Zoran Music. Estreme figure

Zoran Music. Estreme figure
Palazzo Franchetti – Venice
from 3 December 2009 to 7 March 2010.

Zoran Music
Venice pays homage to Zoran Music (Gorizia 1909 – Venice 2005) with a major, highly refined exhibition commemorating the centenary of the artist’s birth.

An artist of international standing, viewed as one of the key figures of the twentieth century, Zoran Music hailed from Dalmatia, becoming Venetian by adoption. As a place of fusion between east and west, the city on the lagoon proved to be a source of inspiration and constant point of reference for the artist throughout his career.

Hosted by Istituto Veneto di Scienze, Lettere ed Arti, Regione del Veneto and Arthemisia Group, the exhibition “Zoran Music. Estreme figure”, will be held in Palazzo Franchetti from 3 December 2009 to 7 March 2010.

Curated by Giovanna Dal Bon, the show features more than eighty significant works, some of which are exceptionally being exhibited for the first time. It offers a precious opportunity to explore the artist’s atmospheric world and the memories he reprocessed above all in Venice.

The artist
A Mitteleuropean wayfarer, who – in the words of the curator – remained forever heimatlos, Zoran Music was born in Gorizia, which at that time was part of the Austro-Hungarian Empire, a crossroads of races, cultures and languages. He spent his childhood in Dalmatia, then as a refugee in Styria and Carinthia. This was followed by Art School in Zagreb, a stay in Prague where he gathered impressions of Klimt and Schiele and the French Impressionists, a long period in Spain discovering Goya, then exhibitions in post-imperial Trieste, where he met his future wife, the painter Ida Cadorin. Then came the move to Venice. After his horrific deportation to Dachau he returned to Venice in 1946, where he lived, alternated with periods in Paris as of 1951, up to his death in May 2005.
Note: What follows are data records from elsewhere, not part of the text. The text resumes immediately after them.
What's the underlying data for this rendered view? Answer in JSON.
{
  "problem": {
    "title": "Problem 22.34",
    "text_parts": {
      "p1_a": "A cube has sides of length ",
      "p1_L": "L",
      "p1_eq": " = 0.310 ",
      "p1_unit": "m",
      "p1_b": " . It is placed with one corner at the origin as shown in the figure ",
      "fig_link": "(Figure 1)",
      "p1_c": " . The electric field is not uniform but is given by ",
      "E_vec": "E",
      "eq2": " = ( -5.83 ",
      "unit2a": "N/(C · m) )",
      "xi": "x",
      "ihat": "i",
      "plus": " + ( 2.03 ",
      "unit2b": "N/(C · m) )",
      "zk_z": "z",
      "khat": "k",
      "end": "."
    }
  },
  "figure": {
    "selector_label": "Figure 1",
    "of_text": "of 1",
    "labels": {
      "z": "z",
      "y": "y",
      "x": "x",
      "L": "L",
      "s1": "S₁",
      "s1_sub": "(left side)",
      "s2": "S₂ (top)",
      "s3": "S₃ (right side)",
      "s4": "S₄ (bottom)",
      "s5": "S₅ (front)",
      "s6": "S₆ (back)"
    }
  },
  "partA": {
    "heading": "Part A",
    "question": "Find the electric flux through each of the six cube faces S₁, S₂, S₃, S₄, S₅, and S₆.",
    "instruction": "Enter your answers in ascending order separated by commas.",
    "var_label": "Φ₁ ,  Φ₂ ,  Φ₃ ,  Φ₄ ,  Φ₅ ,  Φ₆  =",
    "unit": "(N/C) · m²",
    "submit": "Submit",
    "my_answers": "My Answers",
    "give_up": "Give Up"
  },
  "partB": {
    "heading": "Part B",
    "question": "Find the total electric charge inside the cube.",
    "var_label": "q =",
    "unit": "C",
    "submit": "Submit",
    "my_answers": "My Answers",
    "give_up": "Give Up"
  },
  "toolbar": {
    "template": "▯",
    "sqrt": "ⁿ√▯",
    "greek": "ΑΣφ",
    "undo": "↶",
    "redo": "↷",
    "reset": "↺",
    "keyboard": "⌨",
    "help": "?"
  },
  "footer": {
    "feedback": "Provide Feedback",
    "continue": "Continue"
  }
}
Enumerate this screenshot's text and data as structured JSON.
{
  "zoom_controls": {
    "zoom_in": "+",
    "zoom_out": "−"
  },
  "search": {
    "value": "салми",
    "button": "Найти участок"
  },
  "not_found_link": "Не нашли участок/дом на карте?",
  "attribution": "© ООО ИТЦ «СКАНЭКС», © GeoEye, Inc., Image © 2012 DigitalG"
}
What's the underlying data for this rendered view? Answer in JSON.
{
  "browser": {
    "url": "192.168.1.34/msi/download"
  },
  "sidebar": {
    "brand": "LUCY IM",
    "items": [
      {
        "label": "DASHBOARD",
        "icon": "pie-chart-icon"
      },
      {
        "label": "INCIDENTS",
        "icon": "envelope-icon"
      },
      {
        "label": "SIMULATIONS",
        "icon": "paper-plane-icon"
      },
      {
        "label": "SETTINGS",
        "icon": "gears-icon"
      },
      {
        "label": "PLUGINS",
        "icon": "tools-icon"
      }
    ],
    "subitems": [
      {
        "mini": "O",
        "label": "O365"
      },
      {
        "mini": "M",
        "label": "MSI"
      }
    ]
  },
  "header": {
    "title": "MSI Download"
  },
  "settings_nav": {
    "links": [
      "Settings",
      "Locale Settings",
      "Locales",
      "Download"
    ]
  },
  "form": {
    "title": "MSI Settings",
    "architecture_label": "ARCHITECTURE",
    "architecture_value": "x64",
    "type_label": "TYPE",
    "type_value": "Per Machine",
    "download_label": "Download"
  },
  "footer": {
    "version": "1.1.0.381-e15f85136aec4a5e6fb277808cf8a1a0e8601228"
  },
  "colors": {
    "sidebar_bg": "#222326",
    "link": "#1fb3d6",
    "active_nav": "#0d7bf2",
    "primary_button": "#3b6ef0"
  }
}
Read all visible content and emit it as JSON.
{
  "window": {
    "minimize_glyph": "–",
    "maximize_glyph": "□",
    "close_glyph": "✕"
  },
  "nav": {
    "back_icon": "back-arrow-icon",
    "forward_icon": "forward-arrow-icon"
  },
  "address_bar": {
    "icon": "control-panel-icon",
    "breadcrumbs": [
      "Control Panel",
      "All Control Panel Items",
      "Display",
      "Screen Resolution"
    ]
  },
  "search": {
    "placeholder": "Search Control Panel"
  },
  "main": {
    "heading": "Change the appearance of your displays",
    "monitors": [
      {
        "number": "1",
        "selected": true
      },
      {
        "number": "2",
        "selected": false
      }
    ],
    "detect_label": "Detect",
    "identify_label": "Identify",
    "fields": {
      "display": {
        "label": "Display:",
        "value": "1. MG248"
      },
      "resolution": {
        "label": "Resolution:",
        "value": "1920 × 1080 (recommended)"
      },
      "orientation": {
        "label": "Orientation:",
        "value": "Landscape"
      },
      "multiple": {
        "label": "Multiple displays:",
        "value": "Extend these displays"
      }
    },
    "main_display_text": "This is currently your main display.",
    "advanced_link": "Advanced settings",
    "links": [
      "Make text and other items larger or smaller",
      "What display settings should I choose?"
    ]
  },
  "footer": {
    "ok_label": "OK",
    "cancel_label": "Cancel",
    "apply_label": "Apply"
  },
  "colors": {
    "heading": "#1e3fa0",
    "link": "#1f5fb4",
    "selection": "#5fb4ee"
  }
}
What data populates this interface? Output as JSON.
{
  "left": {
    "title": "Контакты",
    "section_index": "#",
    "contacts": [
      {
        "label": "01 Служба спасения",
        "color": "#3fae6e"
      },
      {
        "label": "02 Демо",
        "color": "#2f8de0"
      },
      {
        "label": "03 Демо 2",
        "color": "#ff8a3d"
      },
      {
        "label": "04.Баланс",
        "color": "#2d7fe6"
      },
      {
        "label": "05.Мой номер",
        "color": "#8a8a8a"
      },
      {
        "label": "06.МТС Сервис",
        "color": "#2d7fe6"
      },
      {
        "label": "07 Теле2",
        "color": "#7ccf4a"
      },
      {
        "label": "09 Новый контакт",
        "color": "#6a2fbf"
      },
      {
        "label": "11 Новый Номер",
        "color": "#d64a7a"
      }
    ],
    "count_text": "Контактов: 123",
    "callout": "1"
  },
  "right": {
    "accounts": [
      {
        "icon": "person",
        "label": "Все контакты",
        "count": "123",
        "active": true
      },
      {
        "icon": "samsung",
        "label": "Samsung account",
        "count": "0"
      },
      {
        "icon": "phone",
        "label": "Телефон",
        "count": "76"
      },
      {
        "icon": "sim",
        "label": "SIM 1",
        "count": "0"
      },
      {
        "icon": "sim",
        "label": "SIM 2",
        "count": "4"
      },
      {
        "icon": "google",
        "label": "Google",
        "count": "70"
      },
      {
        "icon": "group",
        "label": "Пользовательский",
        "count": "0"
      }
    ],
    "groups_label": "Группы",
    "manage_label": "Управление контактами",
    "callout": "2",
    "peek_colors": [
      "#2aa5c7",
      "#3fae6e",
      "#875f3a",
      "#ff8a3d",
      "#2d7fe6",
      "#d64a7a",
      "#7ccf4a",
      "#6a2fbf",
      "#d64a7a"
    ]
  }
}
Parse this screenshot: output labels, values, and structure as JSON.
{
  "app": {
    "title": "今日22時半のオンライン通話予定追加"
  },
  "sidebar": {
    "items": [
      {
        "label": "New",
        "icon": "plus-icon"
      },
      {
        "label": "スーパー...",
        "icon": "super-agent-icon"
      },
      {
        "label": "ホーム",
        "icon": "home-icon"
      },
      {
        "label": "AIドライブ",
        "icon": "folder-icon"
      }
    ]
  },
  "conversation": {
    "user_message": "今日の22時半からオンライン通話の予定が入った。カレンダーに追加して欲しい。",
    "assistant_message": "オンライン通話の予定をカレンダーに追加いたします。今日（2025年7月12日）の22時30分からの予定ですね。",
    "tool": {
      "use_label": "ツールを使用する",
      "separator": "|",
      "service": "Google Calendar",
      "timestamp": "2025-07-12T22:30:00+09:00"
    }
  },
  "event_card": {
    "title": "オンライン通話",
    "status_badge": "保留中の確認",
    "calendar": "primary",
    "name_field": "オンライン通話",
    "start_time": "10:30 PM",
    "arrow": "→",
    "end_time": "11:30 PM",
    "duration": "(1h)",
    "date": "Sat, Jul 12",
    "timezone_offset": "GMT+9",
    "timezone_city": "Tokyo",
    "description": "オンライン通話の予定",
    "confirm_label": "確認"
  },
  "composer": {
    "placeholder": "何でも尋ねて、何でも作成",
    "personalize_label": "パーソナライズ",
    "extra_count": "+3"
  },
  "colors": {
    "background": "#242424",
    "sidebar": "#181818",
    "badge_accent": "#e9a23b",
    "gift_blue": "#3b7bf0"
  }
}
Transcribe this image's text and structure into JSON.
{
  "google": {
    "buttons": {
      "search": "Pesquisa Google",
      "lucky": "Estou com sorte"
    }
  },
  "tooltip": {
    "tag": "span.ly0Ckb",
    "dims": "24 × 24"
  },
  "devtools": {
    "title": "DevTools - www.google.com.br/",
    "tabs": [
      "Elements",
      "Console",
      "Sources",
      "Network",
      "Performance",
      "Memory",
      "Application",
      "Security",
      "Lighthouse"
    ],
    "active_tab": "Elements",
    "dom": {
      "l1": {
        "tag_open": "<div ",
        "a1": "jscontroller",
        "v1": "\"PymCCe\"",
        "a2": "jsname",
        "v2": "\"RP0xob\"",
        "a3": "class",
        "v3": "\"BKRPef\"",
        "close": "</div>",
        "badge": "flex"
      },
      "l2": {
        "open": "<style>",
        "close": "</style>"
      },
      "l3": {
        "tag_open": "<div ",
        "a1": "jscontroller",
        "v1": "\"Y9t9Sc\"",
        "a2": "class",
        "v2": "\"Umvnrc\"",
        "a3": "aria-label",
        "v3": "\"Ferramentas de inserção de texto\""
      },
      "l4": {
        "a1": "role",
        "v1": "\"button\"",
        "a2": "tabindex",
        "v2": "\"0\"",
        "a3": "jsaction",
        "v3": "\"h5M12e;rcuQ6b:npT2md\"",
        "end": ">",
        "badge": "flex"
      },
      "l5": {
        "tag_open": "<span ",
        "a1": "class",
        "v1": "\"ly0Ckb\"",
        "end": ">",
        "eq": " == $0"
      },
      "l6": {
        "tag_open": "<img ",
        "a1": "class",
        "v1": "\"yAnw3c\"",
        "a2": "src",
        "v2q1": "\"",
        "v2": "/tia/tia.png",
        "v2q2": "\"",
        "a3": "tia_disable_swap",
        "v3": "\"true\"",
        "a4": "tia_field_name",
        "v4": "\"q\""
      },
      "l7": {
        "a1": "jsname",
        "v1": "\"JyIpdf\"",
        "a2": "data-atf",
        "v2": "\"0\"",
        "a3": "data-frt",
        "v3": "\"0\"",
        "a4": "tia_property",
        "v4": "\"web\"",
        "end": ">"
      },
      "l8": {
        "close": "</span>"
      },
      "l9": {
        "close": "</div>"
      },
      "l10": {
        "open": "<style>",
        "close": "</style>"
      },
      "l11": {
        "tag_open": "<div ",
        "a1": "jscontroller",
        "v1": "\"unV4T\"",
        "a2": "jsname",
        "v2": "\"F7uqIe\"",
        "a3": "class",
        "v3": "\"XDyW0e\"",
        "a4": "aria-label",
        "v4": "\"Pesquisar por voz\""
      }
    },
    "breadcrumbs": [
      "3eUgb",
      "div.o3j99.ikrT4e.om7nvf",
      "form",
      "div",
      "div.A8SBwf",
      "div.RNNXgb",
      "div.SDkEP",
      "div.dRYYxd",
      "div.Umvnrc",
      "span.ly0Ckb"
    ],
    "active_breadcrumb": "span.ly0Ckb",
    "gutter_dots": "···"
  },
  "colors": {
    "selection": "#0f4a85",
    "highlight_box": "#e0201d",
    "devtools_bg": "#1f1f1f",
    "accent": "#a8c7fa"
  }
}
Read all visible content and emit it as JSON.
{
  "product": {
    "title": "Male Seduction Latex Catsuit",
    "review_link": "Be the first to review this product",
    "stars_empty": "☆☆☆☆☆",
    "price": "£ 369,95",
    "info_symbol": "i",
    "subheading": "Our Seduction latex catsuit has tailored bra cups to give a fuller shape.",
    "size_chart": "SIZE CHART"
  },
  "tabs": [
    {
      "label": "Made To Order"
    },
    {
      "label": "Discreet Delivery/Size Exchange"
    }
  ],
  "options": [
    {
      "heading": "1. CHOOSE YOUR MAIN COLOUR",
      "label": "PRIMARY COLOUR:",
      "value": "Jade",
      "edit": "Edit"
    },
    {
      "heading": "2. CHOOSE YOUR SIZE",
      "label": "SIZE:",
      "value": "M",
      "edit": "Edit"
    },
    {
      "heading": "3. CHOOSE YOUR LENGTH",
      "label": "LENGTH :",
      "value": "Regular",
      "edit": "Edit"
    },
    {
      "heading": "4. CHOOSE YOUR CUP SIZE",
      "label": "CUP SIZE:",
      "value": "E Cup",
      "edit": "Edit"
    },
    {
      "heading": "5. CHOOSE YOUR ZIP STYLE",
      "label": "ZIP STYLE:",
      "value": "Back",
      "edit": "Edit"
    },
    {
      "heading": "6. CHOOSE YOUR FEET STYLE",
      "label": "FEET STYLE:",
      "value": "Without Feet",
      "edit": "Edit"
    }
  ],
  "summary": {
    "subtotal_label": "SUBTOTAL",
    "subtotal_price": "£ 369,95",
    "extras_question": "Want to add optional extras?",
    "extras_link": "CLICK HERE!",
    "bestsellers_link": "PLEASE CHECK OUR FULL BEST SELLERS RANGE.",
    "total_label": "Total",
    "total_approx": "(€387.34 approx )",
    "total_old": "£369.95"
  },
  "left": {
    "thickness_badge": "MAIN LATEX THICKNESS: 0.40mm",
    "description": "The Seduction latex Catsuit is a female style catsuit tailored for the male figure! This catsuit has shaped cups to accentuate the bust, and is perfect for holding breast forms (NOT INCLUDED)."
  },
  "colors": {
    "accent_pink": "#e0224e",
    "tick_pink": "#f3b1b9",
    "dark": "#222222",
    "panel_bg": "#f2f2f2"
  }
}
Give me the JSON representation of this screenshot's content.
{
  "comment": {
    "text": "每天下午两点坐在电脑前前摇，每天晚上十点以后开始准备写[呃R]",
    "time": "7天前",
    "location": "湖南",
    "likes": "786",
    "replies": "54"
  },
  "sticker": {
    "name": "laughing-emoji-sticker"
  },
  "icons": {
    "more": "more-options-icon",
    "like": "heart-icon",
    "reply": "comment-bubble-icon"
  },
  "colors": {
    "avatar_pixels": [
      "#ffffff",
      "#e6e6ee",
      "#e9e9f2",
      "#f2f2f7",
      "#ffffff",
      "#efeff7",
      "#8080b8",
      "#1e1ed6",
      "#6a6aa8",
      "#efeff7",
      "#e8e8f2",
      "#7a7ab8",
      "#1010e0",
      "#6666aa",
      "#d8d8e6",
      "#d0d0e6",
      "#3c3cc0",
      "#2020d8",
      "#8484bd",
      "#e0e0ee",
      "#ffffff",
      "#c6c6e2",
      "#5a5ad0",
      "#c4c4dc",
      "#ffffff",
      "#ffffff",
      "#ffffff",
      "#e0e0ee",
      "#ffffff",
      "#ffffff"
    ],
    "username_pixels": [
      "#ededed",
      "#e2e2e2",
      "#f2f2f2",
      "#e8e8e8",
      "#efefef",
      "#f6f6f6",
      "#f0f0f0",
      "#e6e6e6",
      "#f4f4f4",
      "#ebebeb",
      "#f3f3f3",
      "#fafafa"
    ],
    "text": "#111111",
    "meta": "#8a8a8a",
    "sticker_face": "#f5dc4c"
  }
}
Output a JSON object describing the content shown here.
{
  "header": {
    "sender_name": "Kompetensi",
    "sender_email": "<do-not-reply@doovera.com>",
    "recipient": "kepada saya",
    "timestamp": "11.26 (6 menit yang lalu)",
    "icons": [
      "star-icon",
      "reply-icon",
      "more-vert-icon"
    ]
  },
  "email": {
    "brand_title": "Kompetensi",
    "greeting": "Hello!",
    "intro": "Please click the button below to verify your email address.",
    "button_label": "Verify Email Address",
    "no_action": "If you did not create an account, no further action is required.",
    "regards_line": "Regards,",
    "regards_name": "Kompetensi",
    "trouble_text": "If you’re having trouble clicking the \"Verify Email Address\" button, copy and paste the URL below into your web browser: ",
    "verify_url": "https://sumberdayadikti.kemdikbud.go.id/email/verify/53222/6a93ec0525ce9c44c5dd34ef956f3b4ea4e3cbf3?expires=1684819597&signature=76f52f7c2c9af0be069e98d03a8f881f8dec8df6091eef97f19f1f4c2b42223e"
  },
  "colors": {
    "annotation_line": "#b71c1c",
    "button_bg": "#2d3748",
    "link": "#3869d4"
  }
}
The exhibition
The exhibition explores above all the last thirty years of Music’s career, when he took his stark style figuration to extremes. With an oeuvre spanning almost the whole of the last century, Music’s austere, minimal style is indicative of a process of paring things down to their essence.
This can be seen first and foremost in the corpses of Dachau in the cycle Non siamo gli ultimi (We Are Not the Last). After a latency of three decades, in the 1970s Music stated, “I had to go back to Dachau”, alluding to the obsessive resurfacing of those images. Captured in drawings done in secret during his imprisonment, many of which got blown away by the wind on the lorry ride back from Dachau to Venice, he translated those indelible images of his memory into paintings stripped of emphasis, with a harsh, simple purity.
The Figure grigie (Grey Figures) of the 1990s and his final self portraits are also very intense: figures that resist the forces pulling them apart. His wife Ida – his companion in a life devoted to painting – was also a constant source of inspiration: he painted her again and again, alone or in the Doppio ritratto (Double Portrait), where he is depicted painting her, conscious of being in the presence of the unfathomable mysteries of the female identity.
Then there are his stunning images of Venice: interior, highly intimate visions of the city which include works that have never been shown in public before. Venice was the place where Music felt free, where he lived in almost monastic simplicity and spent every day painting in his studio, an attic in Palazzo Balbi Valier in the San Vio district. In his later years Venice appears enveloped in a cloud of ink, or lit by the orange glow of oil pastel, as in the atmospheric visions of Punta della Dogana, Canale della Giudecca, Molino Stucky, and Piazza San Marco.

This thought-provoking exhibition reveals the captivating atmospheres that Music created in his works: vibrations of light, dissolving contours or intense meshes of lines that scratch the surface. Music forged “…figures that inhabit the confines of a painterly/existential territory, at the outer limit of space”, as Giovanna Dal Bon asserts, “Detached from figuration, removed from any function of “resemblance”, they reveal something beyond what is portrayable, forging new relationships within the figure; in this, perhaps, they are extreme”.